Growing up, “2020” was the year everyone referred to as the future. There was an idyllic aura around it. “Researcher’s say that in 2020…”, with jokes, tv shows, books often using “2020” as the reference point for that thing we would finally accomplish in the future.
Here we are. We’re in what I had imagined as a young girl would be a picturesque year. One that would have flying cars, communities living on space stations, and high-speed travel. By the time 2020 came around, I assumed we would have fixed all the world’s problems.
This year has been very different than the dreams of the past. It has tested us in ways we never would have imagined would happen in our lifetime. But this last month has also brought with it a time of reflection this country has so desperately needed.

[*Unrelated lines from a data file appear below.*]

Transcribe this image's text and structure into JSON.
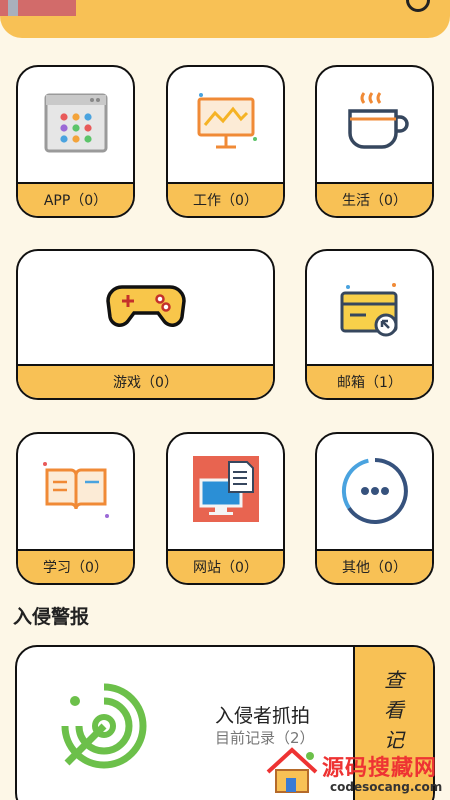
{
  "categories": [
    {
      "id": "app",
      "label": "APP（0）",
      "icon": "app-grid-icon"
    },
    {
      "id": "work",
      "label": "工作（0）",
      "icon": "presentation-board-icon"
    },
    {
      "id": "life",
      "label": "生活（0）",
      "icon": "coffee-cup-icon"
    },
    {
      "id": "game",
      "label": "游戏（0）",
      "icon": "gamepad-icon"
    },
    {
      "id": "mail",
      "label": "邮箱（1）",
      "icon": "mail-card-icon"
    },
    {
      "id": "study",
      "label": "学习（0）",
      "icon": "open-book-icon"
    },
    {
      "id": "website",
      "label": "网站（0）",
      "icon": "monitor-document-icon"
    },
    {
      "id": "other",
      "label": "其他（0）",
      "icon": "more-dots-icon"
    }
  ],
  "intrusion": {
    "section_title": "入侵警报",
    "card_title": "入侵者抓拍",
    "card_subtitle": "目前记录（2）",
    "side_button": [
      "查",
      "看",
      "记"
    ],
    "icon": "radar-icon"
  },
  "watermark": {
    "text": "源码搜藏网",
    "url": "codesocang.com"
  },
  "colors": {
    "accent": "#f8c155",
    "background": "#fdf7e7",
    "border": "#111111",
    "radar": "#6cc04a"
  }
}
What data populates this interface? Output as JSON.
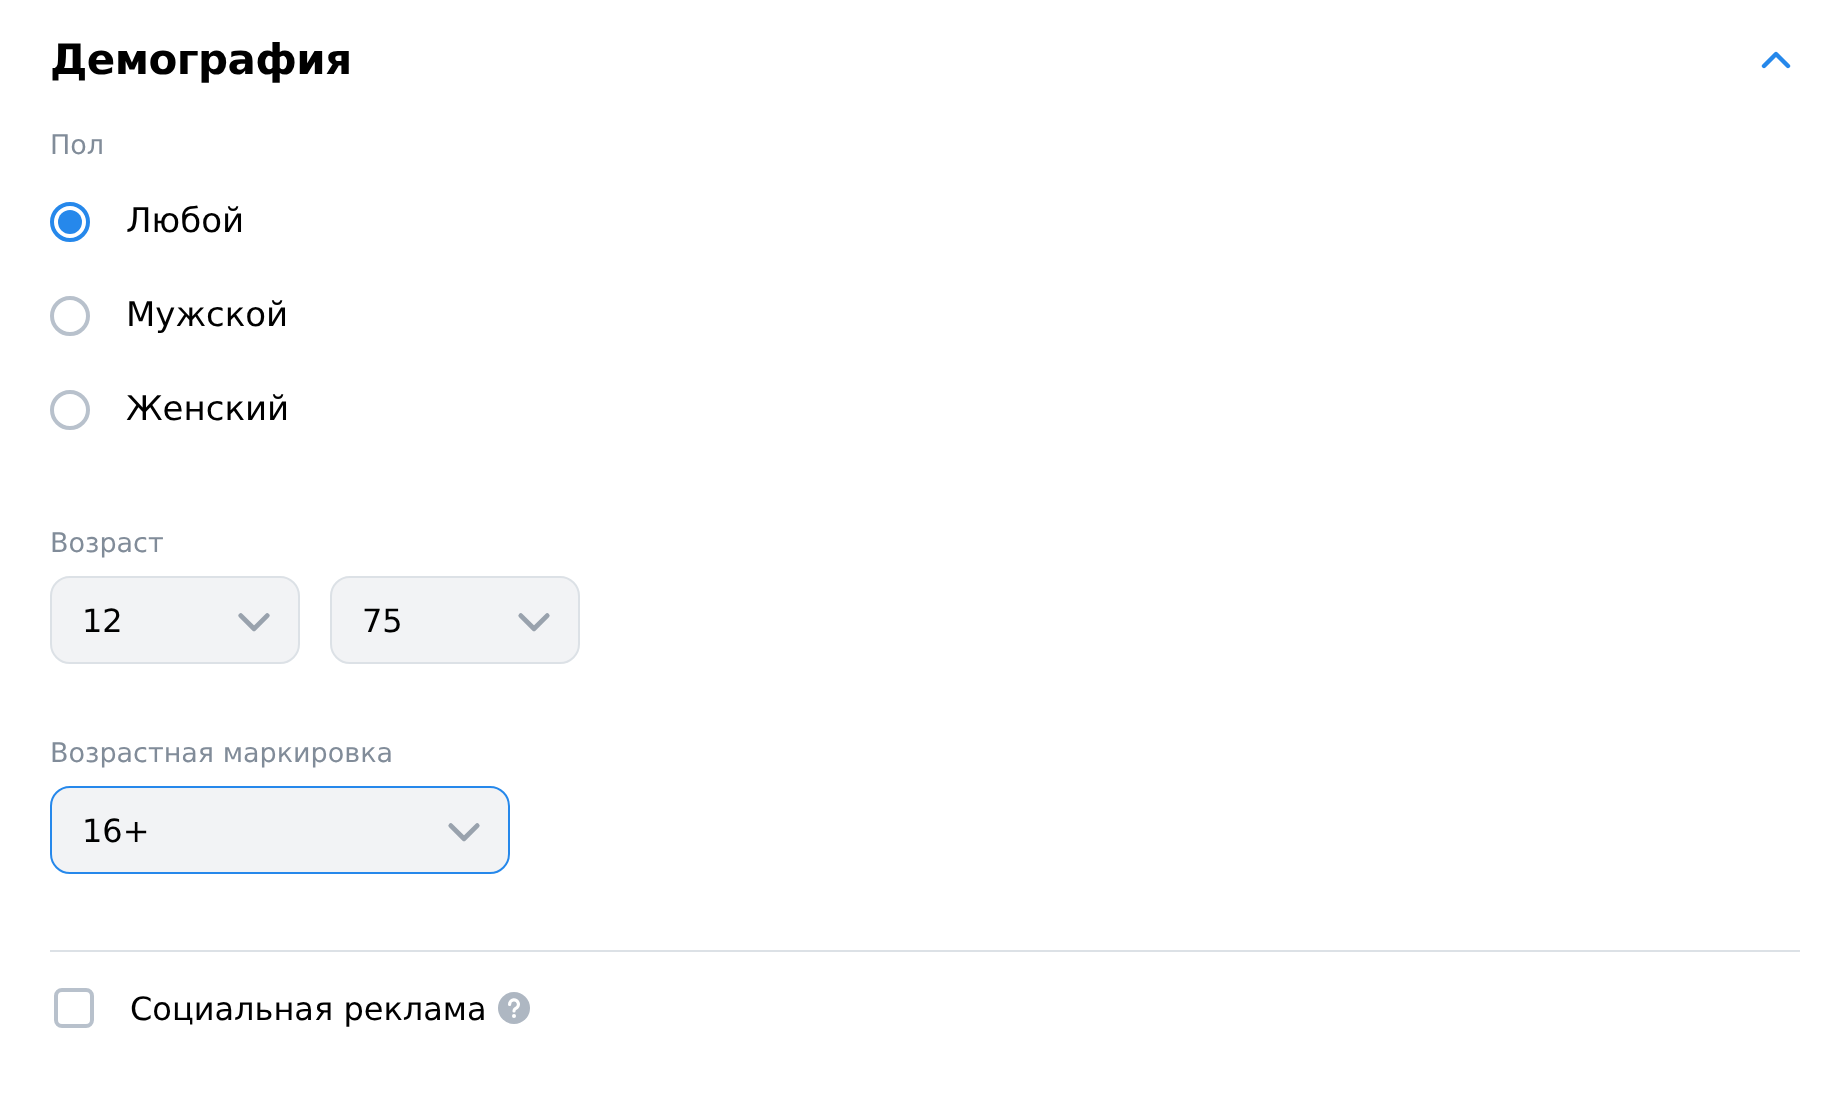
{
  "section": {
    "title": "Демография",
    "expanded": true
  },
  "gender": {
    "label": "Пол",
    "options": [
      {
        "label": "Любой",
        "selected": true
      },
      {
        "label": "Мужской",
        "selected": false
      },
      {
        "label": "Женский",
        "selected": false
      }
    ]
  },
  "age": {
    "label": "Возраст",
    "selects": [
      {
        "value": "12",
        "focused": false
      },
      {
        "value": "75",
        "focused": false
      }
    ]
  },
  "age_rating": {
    "label": "Возрастная маркировка",
    "value": "16+",
    "focused": true
  },
  "social_ad": {
    "label": "Социальная реклама",
    "checked": false
  }
}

We mourn the horrific deaths of Ahmaud Arbery, Breonna Taylor, George Floyd, Rayshard Brooks and so many others. With my mourning has come disgust, frustration, guilt, sadness, and at the end of it all hope. It’s been inspiring watching the country come together in acts of support and protest. The stories that I’m hearing are opening my eyes. I’ve had conversations with my 4 year-old daughter about race and racism, something I never anticipated bringing up until she was older. However challenging, I’m grateful for this wake-up call to start these conversations early.
At Millie, we unequivocally believe that Black Lives Matter. We also recognize the collective power of moving beyond beliefs to action. We’re matching our teams’ donations to nonprofits making an impact in the Black Lives Matter movement, many of which are featured in the collections below. We’re also observing Juneteenth this Friday, June 19th and are taking the opportunity to engage with antiracist materials. As a team, the conversations we’ve had have often led us to the broader questions. How do we zoom out from the current conversation and look at the systemic racism beyond policing? Where else is racism embedded? Where else can we make an impactful difference? While policing is one part of the criminal justice system, we were inspired by the work of so many great organizations focused on unjust prosecution and incarceration. Because ultimately, when you look at the number of lives taken by wrongful convictions and harsh race-imposed sentencing, we are talking about hundreds of thousands of years of lives stolen.

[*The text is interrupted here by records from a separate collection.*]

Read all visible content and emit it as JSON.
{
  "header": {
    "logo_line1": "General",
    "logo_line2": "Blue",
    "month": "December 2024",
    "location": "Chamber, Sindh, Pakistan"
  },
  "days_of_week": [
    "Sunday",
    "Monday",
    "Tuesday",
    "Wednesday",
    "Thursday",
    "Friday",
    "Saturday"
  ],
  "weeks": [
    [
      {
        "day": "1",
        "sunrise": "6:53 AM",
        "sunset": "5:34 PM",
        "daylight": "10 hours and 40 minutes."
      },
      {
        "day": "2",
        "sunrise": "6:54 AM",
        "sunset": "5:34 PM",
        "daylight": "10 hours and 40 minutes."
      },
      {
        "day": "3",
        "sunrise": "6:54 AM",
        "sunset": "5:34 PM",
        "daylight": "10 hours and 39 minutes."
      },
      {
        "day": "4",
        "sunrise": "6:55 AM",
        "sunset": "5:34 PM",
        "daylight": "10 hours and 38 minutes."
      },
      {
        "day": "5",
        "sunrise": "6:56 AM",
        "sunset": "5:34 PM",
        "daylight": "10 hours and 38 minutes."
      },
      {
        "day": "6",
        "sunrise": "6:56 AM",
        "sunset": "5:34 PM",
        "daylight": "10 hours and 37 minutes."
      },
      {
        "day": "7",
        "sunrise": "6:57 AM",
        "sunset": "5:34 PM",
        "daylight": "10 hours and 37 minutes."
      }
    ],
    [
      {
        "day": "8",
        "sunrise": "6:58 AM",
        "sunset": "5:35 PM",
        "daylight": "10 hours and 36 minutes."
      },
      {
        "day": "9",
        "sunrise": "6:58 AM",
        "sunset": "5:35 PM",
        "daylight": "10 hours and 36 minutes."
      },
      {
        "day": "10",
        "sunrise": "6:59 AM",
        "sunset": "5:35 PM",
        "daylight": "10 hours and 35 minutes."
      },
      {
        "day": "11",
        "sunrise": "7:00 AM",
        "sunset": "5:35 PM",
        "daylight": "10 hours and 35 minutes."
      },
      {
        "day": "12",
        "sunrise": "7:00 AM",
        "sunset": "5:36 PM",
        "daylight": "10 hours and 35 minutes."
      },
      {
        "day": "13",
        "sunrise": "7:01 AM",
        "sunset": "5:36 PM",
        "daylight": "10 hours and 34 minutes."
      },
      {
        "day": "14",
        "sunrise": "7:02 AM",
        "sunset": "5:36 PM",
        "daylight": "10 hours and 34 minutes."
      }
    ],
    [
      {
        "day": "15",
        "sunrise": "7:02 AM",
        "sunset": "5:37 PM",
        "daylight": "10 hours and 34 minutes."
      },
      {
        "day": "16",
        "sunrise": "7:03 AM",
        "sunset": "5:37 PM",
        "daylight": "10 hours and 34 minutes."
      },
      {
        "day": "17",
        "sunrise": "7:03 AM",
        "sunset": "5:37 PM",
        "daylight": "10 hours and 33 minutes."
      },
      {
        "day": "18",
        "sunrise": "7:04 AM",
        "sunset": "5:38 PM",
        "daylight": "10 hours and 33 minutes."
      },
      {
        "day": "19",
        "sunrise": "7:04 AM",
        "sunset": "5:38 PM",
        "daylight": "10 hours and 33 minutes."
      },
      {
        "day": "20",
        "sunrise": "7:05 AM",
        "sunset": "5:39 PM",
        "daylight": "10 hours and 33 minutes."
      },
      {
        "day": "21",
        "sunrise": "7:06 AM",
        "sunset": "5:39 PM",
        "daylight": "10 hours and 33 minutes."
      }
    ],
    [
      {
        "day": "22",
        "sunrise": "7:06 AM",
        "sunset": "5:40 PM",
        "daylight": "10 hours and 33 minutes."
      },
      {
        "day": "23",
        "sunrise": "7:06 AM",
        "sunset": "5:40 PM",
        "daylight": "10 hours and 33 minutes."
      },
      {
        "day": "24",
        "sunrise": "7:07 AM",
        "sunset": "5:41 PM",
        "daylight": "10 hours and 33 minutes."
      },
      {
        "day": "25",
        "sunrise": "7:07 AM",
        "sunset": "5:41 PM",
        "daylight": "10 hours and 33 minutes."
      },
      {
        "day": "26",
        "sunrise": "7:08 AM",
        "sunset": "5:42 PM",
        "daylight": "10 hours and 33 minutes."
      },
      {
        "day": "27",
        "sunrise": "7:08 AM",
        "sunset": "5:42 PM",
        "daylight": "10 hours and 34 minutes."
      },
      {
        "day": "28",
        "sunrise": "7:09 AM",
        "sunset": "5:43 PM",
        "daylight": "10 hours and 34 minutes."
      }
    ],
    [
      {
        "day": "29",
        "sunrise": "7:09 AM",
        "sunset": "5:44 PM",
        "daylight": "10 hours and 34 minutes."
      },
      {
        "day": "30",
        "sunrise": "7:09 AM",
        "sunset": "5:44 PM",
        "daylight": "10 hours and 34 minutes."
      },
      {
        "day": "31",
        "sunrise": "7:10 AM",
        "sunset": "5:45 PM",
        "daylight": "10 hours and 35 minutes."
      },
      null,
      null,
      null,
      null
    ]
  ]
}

I’m really proud of the team and all the incredible work they’ve been doing putting together resources. I’ve included those resources below.
We are steadfast in both our mission to build a home for giving back, as well as our commitment to helping drive this crucial change.